**Exercise objective:**
The entries below must be retyped in full. Keep every word the same.

App and web page records

================

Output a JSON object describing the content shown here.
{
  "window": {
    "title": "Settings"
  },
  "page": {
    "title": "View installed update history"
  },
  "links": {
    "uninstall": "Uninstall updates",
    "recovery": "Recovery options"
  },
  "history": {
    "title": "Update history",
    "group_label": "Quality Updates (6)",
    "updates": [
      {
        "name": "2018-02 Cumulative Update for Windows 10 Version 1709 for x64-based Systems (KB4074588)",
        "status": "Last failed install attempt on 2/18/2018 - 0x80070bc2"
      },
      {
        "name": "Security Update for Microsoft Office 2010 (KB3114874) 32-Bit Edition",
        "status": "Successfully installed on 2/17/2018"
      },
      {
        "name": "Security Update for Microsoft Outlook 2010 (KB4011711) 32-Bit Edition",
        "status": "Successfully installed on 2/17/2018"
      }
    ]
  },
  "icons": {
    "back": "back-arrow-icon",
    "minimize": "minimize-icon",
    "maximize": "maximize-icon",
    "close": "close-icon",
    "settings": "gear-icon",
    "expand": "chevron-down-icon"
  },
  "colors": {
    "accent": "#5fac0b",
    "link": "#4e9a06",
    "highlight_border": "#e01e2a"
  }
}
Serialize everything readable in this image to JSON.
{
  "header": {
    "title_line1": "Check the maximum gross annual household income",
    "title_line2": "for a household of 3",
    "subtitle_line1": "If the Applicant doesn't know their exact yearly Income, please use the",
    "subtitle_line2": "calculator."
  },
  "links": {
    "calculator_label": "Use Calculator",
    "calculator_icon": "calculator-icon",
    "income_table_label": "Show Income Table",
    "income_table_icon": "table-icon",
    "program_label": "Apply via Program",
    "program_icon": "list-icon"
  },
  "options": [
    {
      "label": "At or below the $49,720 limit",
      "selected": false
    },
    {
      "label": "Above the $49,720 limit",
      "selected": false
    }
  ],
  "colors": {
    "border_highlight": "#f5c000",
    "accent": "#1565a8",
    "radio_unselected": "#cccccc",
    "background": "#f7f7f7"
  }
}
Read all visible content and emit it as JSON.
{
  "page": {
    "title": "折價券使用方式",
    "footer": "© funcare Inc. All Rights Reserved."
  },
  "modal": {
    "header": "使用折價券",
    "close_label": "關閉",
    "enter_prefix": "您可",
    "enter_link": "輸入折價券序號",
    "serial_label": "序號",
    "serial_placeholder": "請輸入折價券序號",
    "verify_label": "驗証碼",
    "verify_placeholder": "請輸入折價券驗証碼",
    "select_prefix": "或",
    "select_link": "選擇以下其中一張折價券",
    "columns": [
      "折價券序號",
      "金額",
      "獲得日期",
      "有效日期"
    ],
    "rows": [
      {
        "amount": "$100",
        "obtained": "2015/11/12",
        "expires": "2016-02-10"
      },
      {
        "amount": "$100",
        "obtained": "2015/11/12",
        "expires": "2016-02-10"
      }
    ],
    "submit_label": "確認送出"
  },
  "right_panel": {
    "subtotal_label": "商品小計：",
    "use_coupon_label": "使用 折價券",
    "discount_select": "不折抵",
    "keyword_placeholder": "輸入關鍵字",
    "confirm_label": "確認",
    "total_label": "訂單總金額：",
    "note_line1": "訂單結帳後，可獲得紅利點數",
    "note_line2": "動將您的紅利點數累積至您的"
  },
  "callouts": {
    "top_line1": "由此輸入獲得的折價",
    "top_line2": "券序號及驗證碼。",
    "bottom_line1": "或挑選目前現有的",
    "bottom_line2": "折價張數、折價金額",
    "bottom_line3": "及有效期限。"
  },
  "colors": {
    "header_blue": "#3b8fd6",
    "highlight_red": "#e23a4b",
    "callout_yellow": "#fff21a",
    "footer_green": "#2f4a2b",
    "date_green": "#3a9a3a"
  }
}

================

**Expected answer:**
Output a JSON object describing the content shown here.
{
  "window": {
    "title": "Settings"
  },
  "page": {
    "title": "View installed update history"
  },
  "links": {
    "uninstall": "Uninstall updates",
    "recovery": "Recovery options"
  },
  "history": {
    "title": "Update history",
    "group_label": "Quality Updates (6)",
    "updates": [
      {
        "name": "2018-02 Cumulative Update for Windows 10 Version 1709 for x64-based Systems (KB4074588)",
        "status": "Last failed install attempt on 2/18/2018 - 0x80070bc2"
      },
      {
        "name": "Security Update for Microsoft Office 2010 (KB3114874) 32-Bit Edition",
        "status": "Successfully installed on 2/17/2018"
      },
      {
        "name": "Security Update for Microsoft Outlook 2010 (KB4011711) 32-Bit Edition",
        "status": "Successfully installed on 2/17/2018"
      }
    ]
  },
  "icons": {
    "back": "back-arrow-icon",
    "minimize": "minimize-icon",
    "maximize": "maximize-icon",
    "close": "close-icon",
    "settings": "gear-icon",
    "expand": "chevron-down-icon"
  },
  "colors": {
    "accent": "#5fac0b",
    "link": "#4e9a06",
    "highlight_border": "#e01e2a"
  }
}
Serialize everything readable in this image to JSON.
{
  "header": {
    "title_line1": "Check the maximum gross annual household income",
    "title_line2": "for a household of 3",
    "subtitle_line1": "If the Applicant doesn't know their exact yearly Income, please use the",
    "subtitle_line2": "calculator."
  },
  "links": {
    "calculator_label": "Use Calculator",
    "calculator_icon": "calculator-icon",
    "income_table_label": "Show Income Table",
    "income_table_icon": "table-icon",
    "program_label": "Apply via Program",
    "program_icon": "list-icon"
  },
  "options": [
    {
      "label": "At or below the $49,720 limit",
      "selected": false
    },
    {
      "label": "Above the $49,720 limit",
      "selected": false
    }
  ],
  "colors": {
    "border_highlight": "#f5c000",
    "accent": "#1565a8",
    "radio_unselected": "#cccccc",
    "background": "#f7f7f7"
  }
}
Read all visible content and emit it as JSON.
{
  "page": {
    "title": "折價券使用方式",
    "footer": "© funcare Inc. All Rights Reserved."
  },
  "modal": {
    "header": "使用折價券",
    "close_label": "關閉",
    "enter_prefix": "您可",
    "enter_link": "輸入折價券序號",
    "serial_label": "序號",
    "serial_placeholder": "請輸入折價券序號",
    "verify_label": "驗証碼",
    "verify_placeholder": "請輸入折價券驗証碼",
    "select_prefix": "或",
    "select_link": "選擇以下其中一張折價券",
    "columns": [
      "折價券序號",
      "金額",
      "獲得日期",
      "有效日期"
    ],
    "rows": [
      {
        "amount": "$100",
        "obtained": "2015/11/12",
        "expires": "2016-02-10"
      },
      {
        "amount": "$100",
        "obtained": "2015/11/12",
        "expires": "2016-02-10"
      }
    ],
    "submit_label": "確認送出"
  },
  "right_panel": {
    "subtotal_label": "商品小計：",
    "use_coupon_label": "使用 折價券",
    "discount_select": "不折抵",
    "keyword_placeholder": "輸入關鍵字",
    "confirm_label": "確認",
    "total_label": "訂單總金額：",
    "note_line1": "訂單結帳後，可獲得紅利點數",
    "note_line2": "動將您的紅利點數累積至您的"
  },
  "callouts": {
    "top_line1": "由此輸入獲得的折價",
    "top_line2": "券序號及驗證碼。",
    "bottom_line1": "或挑選目前現有的",
    "bottom_line2": "折價張數、折價金額",
    "bottom_line3": "及有效期限。"
  },
  "colors": {
    "header_blue": "#3b8fd6",
    "highlight_red": "#e23a4b",
    "callout_yellow": "#fff21a",
    "footer_green": "#2f4a2b",
    "date_green": "#3a9a3a"
  }
}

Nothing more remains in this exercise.